The Treasury recently released two consultation on improving employee share schemes that resulted from the commitment that was made in the Innovation Agenda announcement.
Below are the 2 links to the consultation:
Below are details of our submission and our thinking in this area. We hope that it helps start-ups and unlisted companies in making submissions on this area.
Key Issue for Start-ups and Unlisted Companies
The current barrier to the implementation of ESS has been the disclosure regime for unlisted companies and start-ups.
The current ASIC Class order has a cap for unlisted companies of $5,000 which means that most unlisted that want to issue shares under a plan need to file a Offer Information Statement (OIS) if they can not fall within the exemptions in section 708. Most companies can only use this exemption and those in s708 whilst they are in the first years of growth. Once they have value or a certain number of employees the exemptions and Class Order relief are no longer relevant. The $5,000 is not sufficiently high for the purposes of start-ups because the ESS is primarily used to attract and retain talent and the cap is just too small to be effective once the company’s shares have value.
The current disclosure document that would be used – the OIS – has a number of limitations:
- Cost – most companies in the start-up or SME phase do not have to have audited accounts that are required for the OIS or the cost of drafting and creating the OIS is too high for companies where cashflow is a significant issue. An OIS would commonly cost $15,000 or more to create and a specific audit would be a similar amount.
- Disclosure of sensitive information – this is mentioned in the exposure draft and is a key barrier to companies using the OIS regime. Part of the attraction of the unlisted regime is the non-disclosure of competitive information.
Key Principles that Should Apply
- Simplicity – the regime that applies should apply to all unlisted companies so that companies are able to keep track of and abide by the regulatory requirements. The potential complexities of the current draft are that companies need to consider if they fall within the start-up regime, when that ends and when the current drafted legislative release can apply. It would be simpler if the key issue around the disclosure provision is addressed;
- Informing employees adequately – employees need to be adequately informed to make a decision to accept the offer and this information is not readily available for unlisted companies. The current offer document under the ASIC Class Order for listed companies covers all of the necessary requirements apart from the provision of financials. The Class Order relief already has in built in it non-disclosure of sensitive information. The Class Order could be updated so that the Offer Document is the same as for listed entities with the requirement that unlisted companies also include the financials for the company and there is an annual update of share price and financial information. Providing employees with information at the time of the offer does not inform employees about the ongoing financial viability of the company and does not protect the employee as well as potentially it could. Ongoing information to employees would also improve the effectiveness of the ESS.
- Cost – the current draft proposal does not address one of the key barriers which is cost. An OIS would still be needed and this would still incur significant cost.
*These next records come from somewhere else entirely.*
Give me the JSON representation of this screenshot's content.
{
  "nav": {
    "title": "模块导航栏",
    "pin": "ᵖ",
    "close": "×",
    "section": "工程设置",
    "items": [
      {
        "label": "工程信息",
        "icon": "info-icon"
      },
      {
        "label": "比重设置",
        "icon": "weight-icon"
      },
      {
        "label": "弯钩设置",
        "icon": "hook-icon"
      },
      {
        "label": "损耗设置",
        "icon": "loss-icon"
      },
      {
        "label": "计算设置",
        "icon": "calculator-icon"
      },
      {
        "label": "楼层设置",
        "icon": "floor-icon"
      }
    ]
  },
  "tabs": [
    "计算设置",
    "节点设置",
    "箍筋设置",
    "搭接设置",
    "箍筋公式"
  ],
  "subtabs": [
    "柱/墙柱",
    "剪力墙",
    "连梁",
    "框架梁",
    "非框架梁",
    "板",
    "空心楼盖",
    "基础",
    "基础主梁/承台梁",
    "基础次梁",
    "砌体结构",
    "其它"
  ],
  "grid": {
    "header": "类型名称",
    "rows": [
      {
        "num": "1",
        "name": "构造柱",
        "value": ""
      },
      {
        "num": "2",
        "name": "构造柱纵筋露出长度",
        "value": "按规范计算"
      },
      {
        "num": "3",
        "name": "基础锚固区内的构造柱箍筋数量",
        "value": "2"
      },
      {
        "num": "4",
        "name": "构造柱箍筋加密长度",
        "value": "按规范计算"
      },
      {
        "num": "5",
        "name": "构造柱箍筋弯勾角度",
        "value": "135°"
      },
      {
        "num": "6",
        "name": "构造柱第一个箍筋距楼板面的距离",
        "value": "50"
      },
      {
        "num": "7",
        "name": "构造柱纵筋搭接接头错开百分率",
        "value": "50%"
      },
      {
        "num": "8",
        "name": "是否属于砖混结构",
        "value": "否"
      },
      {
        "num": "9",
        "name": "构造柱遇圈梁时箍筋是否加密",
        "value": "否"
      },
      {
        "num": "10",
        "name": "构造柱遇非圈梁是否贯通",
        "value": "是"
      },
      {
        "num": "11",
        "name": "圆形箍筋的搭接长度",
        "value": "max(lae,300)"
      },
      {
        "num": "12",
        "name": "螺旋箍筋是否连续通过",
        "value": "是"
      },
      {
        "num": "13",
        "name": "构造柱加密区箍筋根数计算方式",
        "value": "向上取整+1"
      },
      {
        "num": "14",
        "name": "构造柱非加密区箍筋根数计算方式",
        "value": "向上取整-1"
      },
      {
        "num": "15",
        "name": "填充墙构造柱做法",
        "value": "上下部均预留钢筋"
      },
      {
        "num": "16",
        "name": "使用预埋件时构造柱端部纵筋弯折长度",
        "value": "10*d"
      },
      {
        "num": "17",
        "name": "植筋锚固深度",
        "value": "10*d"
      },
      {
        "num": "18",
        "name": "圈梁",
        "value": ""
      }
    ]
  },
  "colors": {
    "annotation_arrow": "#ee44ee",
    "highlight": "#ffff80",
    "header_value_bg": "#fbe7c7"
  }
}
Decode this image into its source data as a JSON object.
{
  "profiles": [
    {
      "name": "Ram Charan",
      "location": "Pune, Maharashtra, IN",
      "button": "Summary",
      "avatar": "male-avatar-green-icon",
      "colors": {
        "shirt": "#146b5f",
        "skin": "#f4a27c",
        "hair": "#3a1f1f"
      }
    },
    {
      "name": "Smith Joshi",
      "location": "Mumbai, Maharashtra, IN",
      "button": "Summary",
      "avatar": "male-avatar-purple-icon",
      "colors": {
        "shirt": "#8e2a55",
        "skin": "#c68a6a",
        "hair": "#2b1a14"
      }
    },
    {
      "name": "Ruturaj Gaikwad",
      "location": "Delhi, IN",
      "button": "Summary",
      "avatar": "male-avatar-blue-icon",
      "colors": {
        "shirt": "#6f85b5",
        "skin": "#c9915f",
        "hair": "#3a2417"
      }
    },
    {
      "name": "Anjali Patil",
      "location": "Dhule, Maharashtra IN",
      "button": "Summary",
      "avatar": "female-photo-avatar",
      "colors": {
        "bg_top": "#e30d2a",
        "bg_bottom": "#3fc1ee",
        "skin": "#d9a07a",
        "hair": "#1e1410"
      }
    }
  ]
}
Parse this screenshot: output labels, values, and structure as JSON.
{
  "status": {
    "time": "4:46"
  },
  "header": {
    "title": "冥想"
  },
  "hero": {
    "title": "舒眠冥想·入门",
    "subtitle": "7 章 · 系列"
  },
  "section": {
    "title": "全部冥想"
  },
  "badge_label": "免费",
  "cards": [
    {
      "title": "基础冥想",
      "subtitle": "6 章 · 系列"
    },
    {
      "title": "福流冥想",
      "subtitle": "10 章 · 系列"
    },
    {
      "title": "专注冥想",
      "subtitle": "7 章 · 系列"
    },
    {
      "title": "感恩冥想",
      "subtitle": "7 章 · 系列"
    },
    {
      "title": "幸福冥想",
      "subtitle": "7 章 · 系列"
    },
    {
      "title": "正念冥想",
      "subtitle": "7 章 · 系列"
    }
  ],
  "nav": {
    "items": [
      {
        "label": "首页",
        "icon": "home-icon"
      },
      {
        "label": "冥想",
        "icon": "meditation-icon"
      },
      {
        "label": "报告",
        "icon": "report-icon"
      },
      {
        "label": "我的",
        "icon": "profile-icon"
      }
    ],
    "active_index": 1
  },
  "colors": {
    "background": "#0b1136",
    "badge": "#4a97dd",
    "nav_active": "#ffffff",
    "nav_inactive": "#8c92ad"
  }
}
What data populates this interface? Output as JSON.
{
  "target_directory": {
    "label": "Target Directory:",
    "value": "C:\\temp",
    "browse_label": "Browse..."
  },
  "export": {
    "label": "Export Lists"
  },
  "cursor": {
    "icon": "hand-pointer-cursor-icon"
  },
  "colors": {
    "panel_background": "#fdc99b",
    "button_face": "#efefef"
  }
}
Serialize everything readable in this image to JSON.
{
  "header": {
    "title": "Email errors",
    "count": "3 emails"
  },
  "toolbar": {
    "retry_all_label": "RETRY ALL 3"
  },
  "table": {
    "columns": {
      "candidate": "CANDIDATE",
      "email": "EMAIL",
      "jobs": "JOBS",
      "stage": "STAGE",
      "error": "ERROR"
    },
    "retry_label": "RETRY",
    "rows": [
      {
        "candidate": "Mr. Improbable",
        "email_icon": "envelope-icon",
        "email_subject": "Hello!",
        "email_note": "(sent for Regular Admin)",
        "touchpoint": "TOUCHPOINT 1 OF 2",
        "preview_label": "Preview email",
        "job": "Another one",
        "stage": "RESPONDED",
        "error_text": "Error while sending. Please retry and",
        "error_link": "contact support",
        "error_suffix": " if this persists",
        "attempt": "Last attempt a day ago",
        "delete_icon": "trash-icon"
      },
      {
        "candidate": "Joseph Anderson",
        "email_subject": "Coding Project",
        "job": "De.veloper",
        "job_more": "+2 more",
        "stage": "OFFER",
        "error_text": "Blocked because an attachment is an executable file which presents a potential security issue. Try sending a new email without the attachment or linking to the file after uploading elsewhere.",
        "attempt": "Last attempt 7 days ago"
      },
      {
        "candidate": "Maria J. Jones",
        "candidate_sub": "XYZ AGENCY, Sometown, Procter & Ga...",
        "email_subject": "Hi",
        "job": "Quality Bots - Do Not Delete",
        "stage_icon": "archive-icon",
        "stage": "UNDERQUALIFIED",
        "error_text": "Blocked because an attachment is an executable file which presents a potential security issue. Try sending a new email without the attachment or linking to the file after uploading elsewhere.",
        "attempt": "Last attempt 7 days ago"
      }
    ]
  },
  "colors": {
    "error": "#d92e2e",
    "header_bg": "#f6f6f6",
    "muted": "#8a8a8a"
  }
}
EOA would respectfully recommend that the current cap in s708(1) be increased to 50 investors in 12 months up to a $4 million cap. This would assist companies with employee share schemes (most SMEs have less than 50 employees and would also address the issues with capital raising through crowd sourced equity). Alternatively, the ASIC Class Order relief for unlisted is updated to have an unlimited cap (i.e. the $5,000 is removed). The Offer Document would be similar to the listed company relief with the additional requirement to include financials in the Offer Document and provide an annual update to employees. The final alternative which requires no amendment to legislation is to clarify the application of the current s708(15). The current exemption relates to offers for no consideration and could apply to free shares given to employees where equity is used as a top up because cashflow is insufficient to meet a market competitive salary. The current interpretation of this exemption is that consideration is given through the employee’s work.